Three nights ago with the sprain still fresh below the ball of my foot, I awoke to the throb of pain and swelling. For a few minutes I tried to ignore it, but sleep wasn’t going to happen like that. I crawled out of bed, took two Advil and crawled halfway back under the covers.
That’s often how it goes when you’re injured. Athletes can often deal with every kind of pain life dishes out except the kind of pain they don’t impose upon themselves. Yet most of us learn not to whine, and if we’re smart, not to rush the recovery process too much.
Grant you, I got up and went for a two-mile walk at the indoor track the morning after my meniscus repair surgery. But the knee did not hurt. Nor was I drugged up or anything from the anesthesia. With all signs go, I got up and went.
Did the same thing the morning after my bike crash in the hills of Wisconsin. Once they pushed me out the door at the hospital with a sling on my arm and some Vicodin in my veins, I knew the recovery process had to begin right away. After a weird night sleeping in the chilly tent on a Labor Day weekend, I pulled on some loose sweats and walked a mile down a big hill to the lake and back.
On the way back up the hill, I chuckled out loud recalling a midnight venture in the moonlight the night before. I’d crawled out of the tent take a whiz and had to let my pants drop to my ankles because I only had one arm free to conduct the operation. I’d make noise getting out of the tent that my longtime friend was sharing to keep an eye on me. He peeked out the tent flap to the odd specter of my white ass shining under a full moon. “What the hell are you doing?” he asked.
I was shivering from the combination of the cold night air and the effects of the Vicodin. My teeth were chattering as I tried to reply. “I’m…taking…a piss,” I laughed.
Like a wasp in water
So let’s swim headfirst into an allegory here. This morning I watched a wasp fly right past me and <plop> in the water. I wondered why that happened, then noticed another wasp lying flat on the water, its body held aloft, for the most part, by surface tension. The first wasp wasn’t moving, but the second wasp was swimming in that way that creatures shocked by immersion in water often do.

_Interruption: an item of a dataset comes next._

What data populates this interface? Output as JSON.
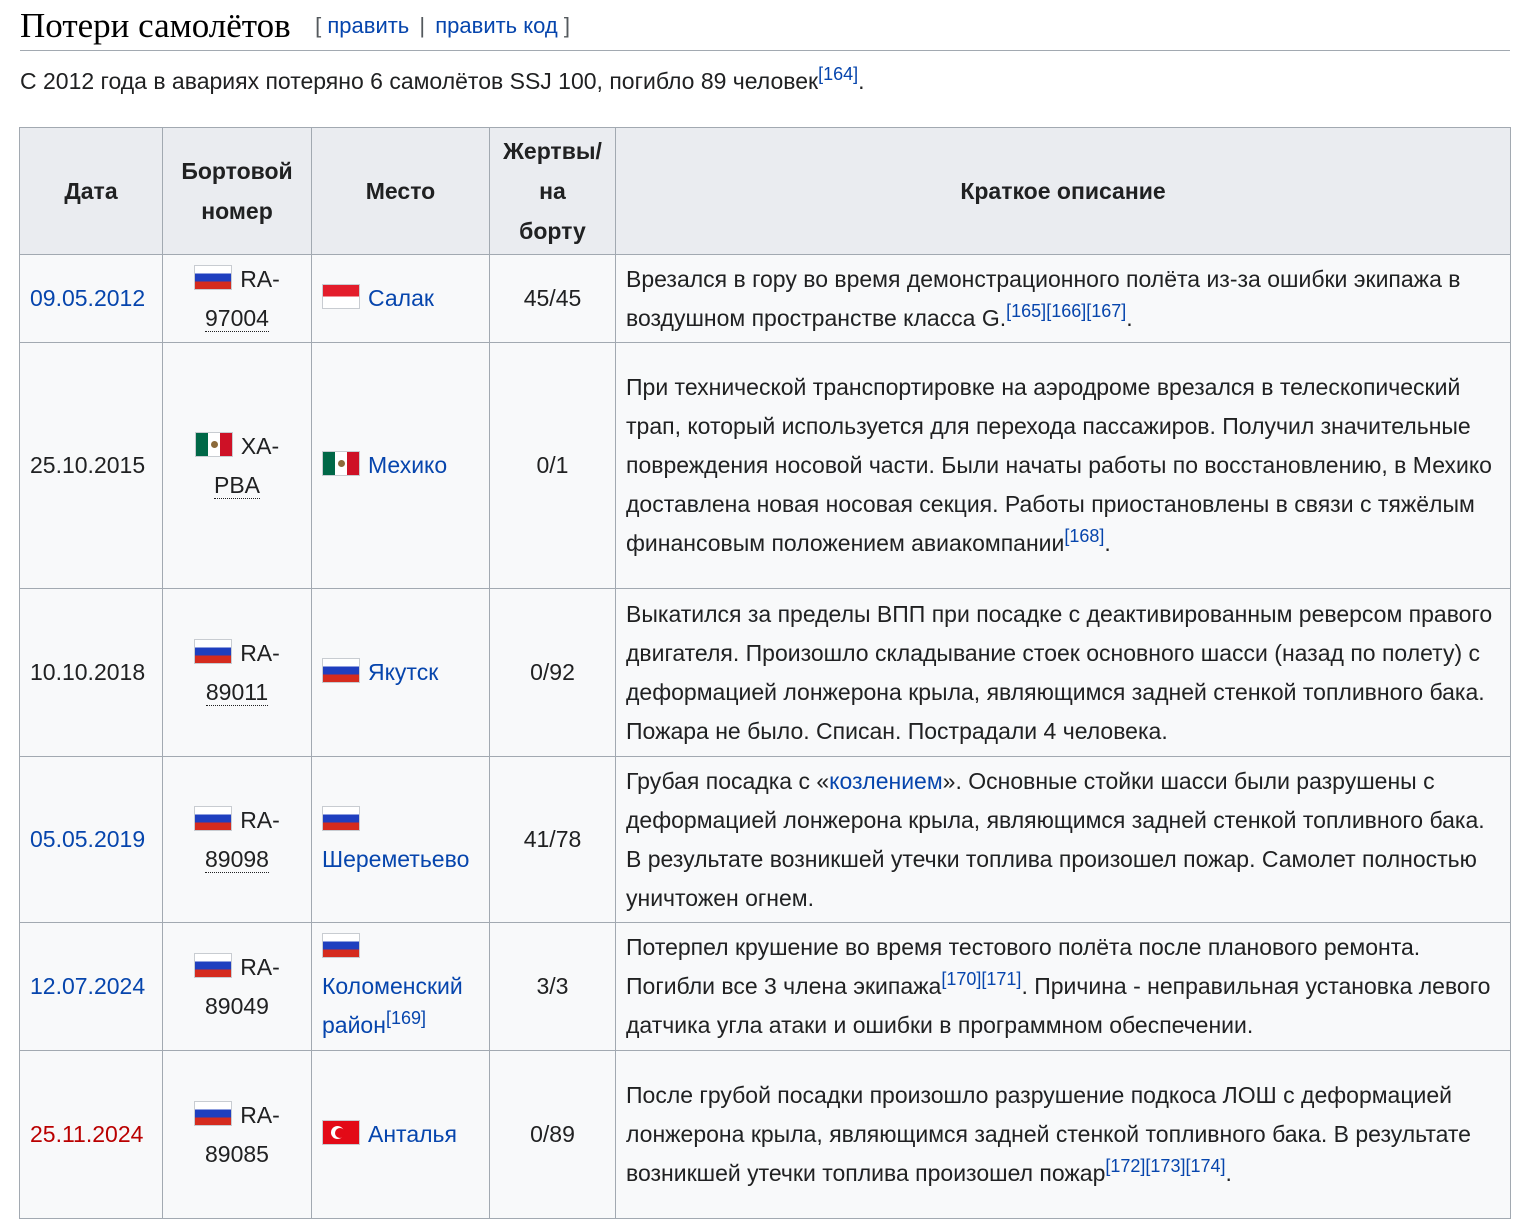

And I thought: That’s how most of us respond when we find ourselves in suddenly foreign circumstances. We emotionally flail around a little bit. That’s what happens when we get injured. There’s the shock of immersion in that reality. Then the slow realization of what really happened. A touch of panic and even some feeble attempts at pretending it didn’t happen. And then, if we’re lucky and smart, we figure out how to slowly work our way across the surface of our inactivity and climb out of water to fly again.
Well, I had mercy on both the wasps. I actually put a leaf down to help them climb on and get out of the water. That’s kind of what our doctors and therapists do. They extend the branch to recovery. If we accept it, we typically climb out faster than we might on our own.
But not always. Sometimes our injuries nag us, or even become permanent fixtures in our being. Then we have to find the positives even in that circumstance. We might cut down our running and add biking or swimming. Whatever the circumstance demands. We’re all different. Find your own positives.
The worst thing that can happen is a relapse of the original injury. That means it doesn’t pay to push it too hard, too soon. But there’s also a risk of stiffening up after an accident or surgery, so you must engage in an active recovery of some sort. Typically that begins with supervised exercise under the guidance of a physical therapist or trainer.
Even then, the best approach is to listen to your instincts and learn how to distinguish between types of pain. The soreness of recovery or swelling may be uncomfortable, but it also tells a story. Limited range of motion from swelling is a natural way of telling you “This spot must be protected.”
That type of pain is quite different from the acute pain one feels when an injury first strikes, or surgery is just completed. Those first few days after real pain hits requires ice and pain medication. As need for the meds abates, then you’re dealing with the honest feedback from your body. After that the testing process begins. Stay sensitive to the pain, but keep moving.
And be positive in your outlook. Even small progress is still progress.
Emotional pain and positivity
The same goes for recovery from emotional pain. When we experience a loss or failure in life, recovery can take time. There is no set schedule upon which we can depend. If genuine grief is involved, or emotional shocks from personal loss drive you into anxiety or depression, the process of recovery may be one step forward and two steps back for a time. With support (therapy, friends, time) the recovery balance evens out. Finally, you can make real progress again. Imagine a future. Be yourself.
Back on the bike
Tonight I’ll get back on the bike. My foot was too sore to even do that for the last few days. Over the last four days, I was careful to keep my walking to a minimum. But yesterday I “strolled” down to the drug store print some photos for an upcoming exhibition. That walk went well and I sent a text to my wife: “My foot’s healing up. But I may need some hugs to help it heal all the way.”
Typically I don’t really complain about being injured. It doesn’t help much. But I will confess to milking the situation for some loving arms around me. I will not apologize for wanting that.
And I did get a sweaty hug when she returned from her interval workout at the track. The sun was going down by then and a wide swath of pink clouds spread across the sky behind our house. It was a nice reminder to focus on the positives, and set the stage for a brighter tomorrow.